Hodgson’s superb start from the outside of row 2 helped him avoid the first corner pile-up that eliminated three top riders, Corser (Foggy Petronas), Walker (HM Plant Ducati) and Chili (PSG-1 Ducati). Hodgson then passed Laconi for the lead on lap 4 and took the chequered flag a comfortable 7 seconds ahead of the Frenchman. “If I hadn’t got such a good start, I might have been involved in the crash” declared Neil, “so I was really pleased with my start. Because of the limited practice time in the dry, I’d only tried my race tyre once so I took things easy on the first lap and then in the middle I eased off a bit as well. We are on a brand-new bike and when you come to a new circuit, you’ve got no baseline settings so we had to work that bit harder than usual”.

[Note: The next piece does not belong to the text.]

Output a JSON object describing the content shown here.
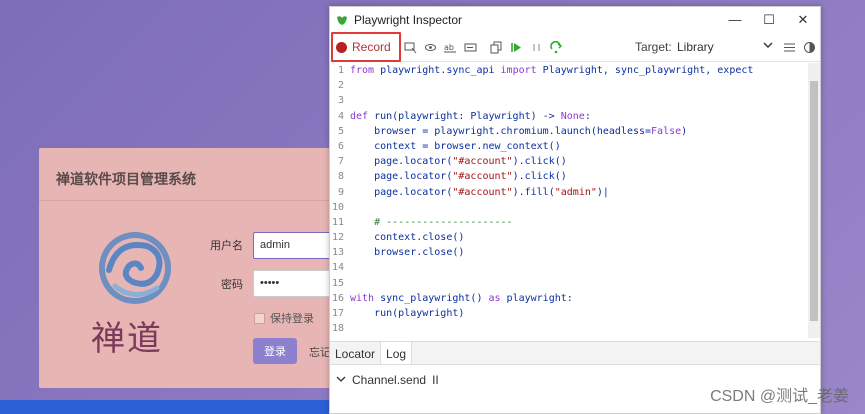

Hodgson was made to work much harder for his win in race 2. After swerving at the start to avoid Laconi (NCR Ducati) on the front row, he then took the lead on lap 5 from Lavilla. The Suzuki rider pressured him until lap 20 before Hodgson broke away to take his sixth successive win. “It was pretty scary at the start because Laconi almost stopped in front of me and I had to shut the throttle” declared Neil. “Gregorio gave me a hard time today, he kept the pressure on and his Suzuki and my Ducati were pretty evenly matched. Five laps to go I picked up the pace deliberately and that was enough. The old Neil Hodgson wouldn’t have done that but I’m starting to use my head a bit now and administer the races better!”.

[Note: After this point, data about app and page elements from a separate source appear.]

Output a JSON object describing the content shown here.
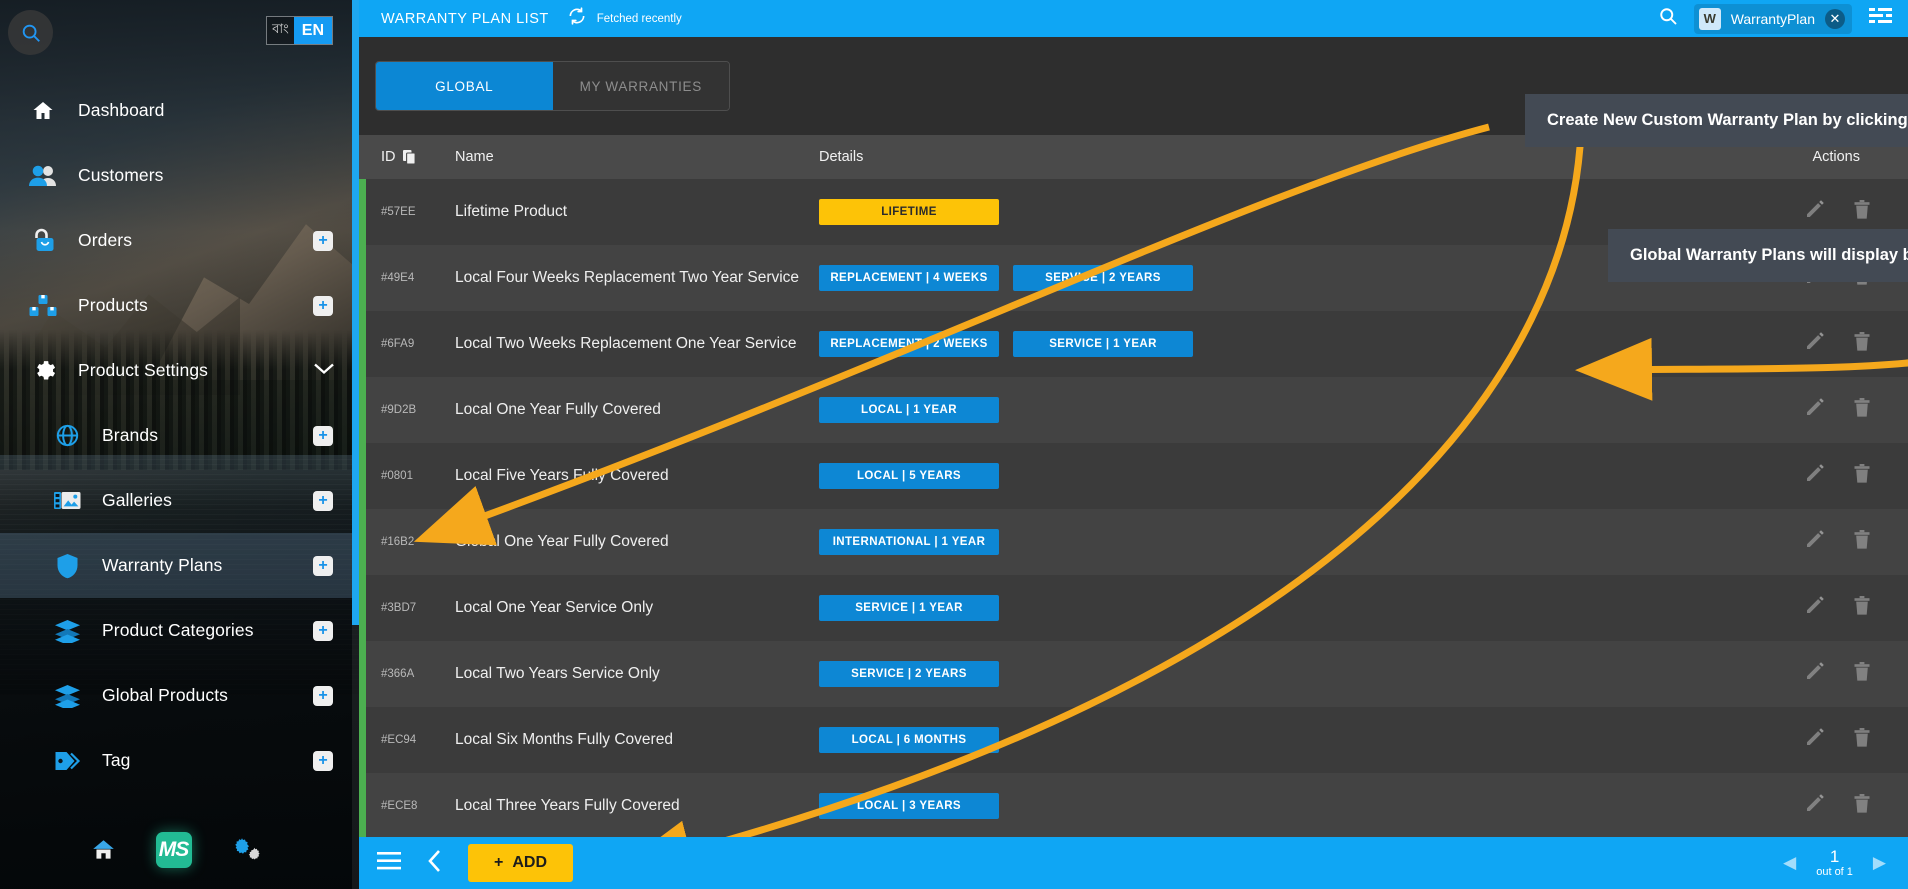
{
  "sidebar": {
    "search_icon": "search-icon",
    "language": {
      "alt_label": "বাং",
      "current": "EN"
    },
    "items": [
      {
        "label": "Dashboard",
        "icon": "home-icon",
        "add": false,
        "chevron": false,
        "sub": false,
        "active": false
      },
      {
        "label": "Customers",
        "icon": "customers-icon",
        "add": false,
        "chevron": false,
        "sub": false,
        "active": false
      },
      {
        "label": "Orders",
        "icon": "orders-icon",
        "add": true,
        "chevron": false,
        "sub": false,
        "active": false
      },
      {
        "label": "Products",
        "icon": "products-icon",
        "add": true,
        "chevron": false,
        "sub": false,
        "active": false
      },
      {
        "label": "Product Settings",
        "icon": "gear-icon",
        "add": false,
        "chevron": true,
        "sub": false,
        "active": false
      },
      {
        "label": "Brands",
        "icon": "globe-icon",
        "add": true,
        "chevron": false,
        "sub": true,
        "active": false
      },
      {
        "label": "Galleries",
        "icon": "gallery-icon",
        "add": true,
        "chevron": false,
        "sub": true,
        "active": false
      },
      {
        "label": "Warranty Plans",
        "icon": "shield-icon",
        "add": true,
        "chevron": false,
        "sub": true,
        "active": true
      },
      {
        "label": "Product Categories",
        "icon": "layers-icon",
        "add": true,
        "chevron": false,
        "sub": true,
        "active": false
      },
      {
        "label": "Global Products",
        "icon": "layers-icon",
        "add": true,
        "chevron": false,
        "sub": true,
        "active": false
      },
      {
        "label": "Tag",
        "icon": "tag-icon",
        "add": true,
        "chevron": false,
        "sub": true,
        "active": false
      }
    ],
    "plus_label": "+",
    "footer": {
      "home_icon": "home-icon",
      "brand_logo": "MS",
      "settings_icon": "double-gear-icon"
    }
  },
  "topbar": {
    "title": "WARRANTY PLAN LIST",
    "refresh_icon": "refresh-icon",
    "status": "Fetched recently",
    "search_icon": "search-icon",
    "account": {
      "initial": "W",
      "name": "WarrantyPlan",
      "close_label": "✕"
    },
    "menu_icon": "filter-list-icon",
    "accent_color": "#0fa6f4"
  },
  "tabs": [
    {
      "label": "GLOBAL",
      "active": true
    },
    {
      "label": "MY WARRANTIES",
      "active": false
    }
  ],
  "table": {
    "columns": [
      "ID",
      "Name",
      "Details",
      "Actions"
    ],
    "id_copy_icon": "copy-icon",
    "edit_icon": "pencil-icon",
    "delete_icon": "trash-icon",
    "row_accent_color": "#4caf50",
    "badge_color": "#0d87d4",
    "badge_gold_color": "#fdc307",
    "rows": [
      {
        "id": "#57EE",
        "name": "Lifetime Product",
        "badges": [
          {
            "label": "LIFETIME",
            "style": "gold"
          }
        ]
      },
      {
        "id": "#49E4",
        "name": "Local Four Weeks Replacement Two Year Service",
        "badges": [
          {
            "label": "REPLACEMENT | 4 WEEKS",
            "style": "blue"
          },
          {
            "label": "SERVICE | 2 YEARS",
            "style": "blue"
          }
        ]
      },
      {
        "id": "#6FA9",
        "name": "Local Two Weeks Replacement One Year Service",
        "badges": [
          {
            "label": "REPLACEMENT | 2 WEEKS",
            "style": "blue"
          },
          {
            "label": "SERVICE | 1 YEAR",
            "style": "blue"
          }
        ]
      },
      {
        "id": "#9D2B",
        "name": "Local One Year Fully Covered",
        "badges": [
          {
            "label": "LOCAL | 1 YEAR",
            "style": "blue"
          }
        ]
      },
      {
        "id": "#0801",
        "name": "Local Five Years Fully Covered",
        "badges": [
          {
            "label": "LOCAL | 5 YEARS",
            "style": "blue"
          }
        ]
      },
      {
        "id": "#16B2",
        "name": "Global One Year Fully Covered",
        "badges": [
          {
            "label": "INTERNATIONAL | 1 YEAR",
            "style": "blue"
          }
        ]
      },
      {
        "id": "#3BD7",
        "name": "Local One Year Service Only",
        "badges": [
          {
            "label": "SERVICE | 1 YEAR",
            "style": "blue"
          }
        ]
      },
      {
        "id": "#366A",
        "name": "Local Two Years Service Only",
        "badges": [
          {
            "label": "SERVICE | 2 YEARS",
            "style": "blue"
          }
        ]
      },
      {
        "id": "#EC94",
        "name": "Local Six Months Fully Covered",
        "badges": [
          {
            "label": "LOCAL | 6 MONTHS",
            "style": "blue"
          }
        ]
      },
      {
        "id": "#ECE8",
        "name": "Local Three Years Fully Covered",
        "badges": [
          {
            "label": "LOCAL | 3 YEARS",
            "style": "blue"
          }
        ]
      }
    ]
  },
  "annotations": [
    {
      "text": "Create New Custom Warranty Plan by clicking here"
    },
    {
      "text": "Global Warranty Plans will display by default here"
    }
  ],
  "annotation_color": "#f5a81c",
  "bottombar": {
    "menu_icon": "hamburger-icon",
    "back_icon": "chevron-left-icon",
    "add_label": "ADD",
    "add_plus": "+",
    "pagination": {
      "prev_icon": "prev-icon",
      "page": "1",
      "total_label": "out of 1",
      "next_icon": "next-icon"
    }
  }
}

Ruben Xaus came away from Sugo with two fourth places, which keep him in second place in the table. The Spanish rider was lucky not to get caught out in the first corner incident in race 1 and lost a lot of time. Then in race 2 he had a good start and moved into fourth on lap 9, a position he held to the flag after a great scrap with Toseland. “I started 12th and finished 4th twice today so that’s quite good” declared Ruben. “I was really slow in the first split and it was here that I lost the race and the whole weekend. That was the only reason – between the second corner entry and third corner exit, everyone was faster than me. The bike felt mine today, and only today. In the warm-up we improved a lot and I had a better feeling with the bike in both races today. I think if I hadn’t lost all that time in the first split, I could have been fighting with Lavilla and Chili for sure”.
1: 1. Hodgson (Ducati Fila); 2. Laconi (NCR Ducati); 3. Toseland
(HM Plant Ducati); 4. Xaus (Ducati Fila); 5. Lavilla (Suzuki); 6.
Izutsu (Honda); etc.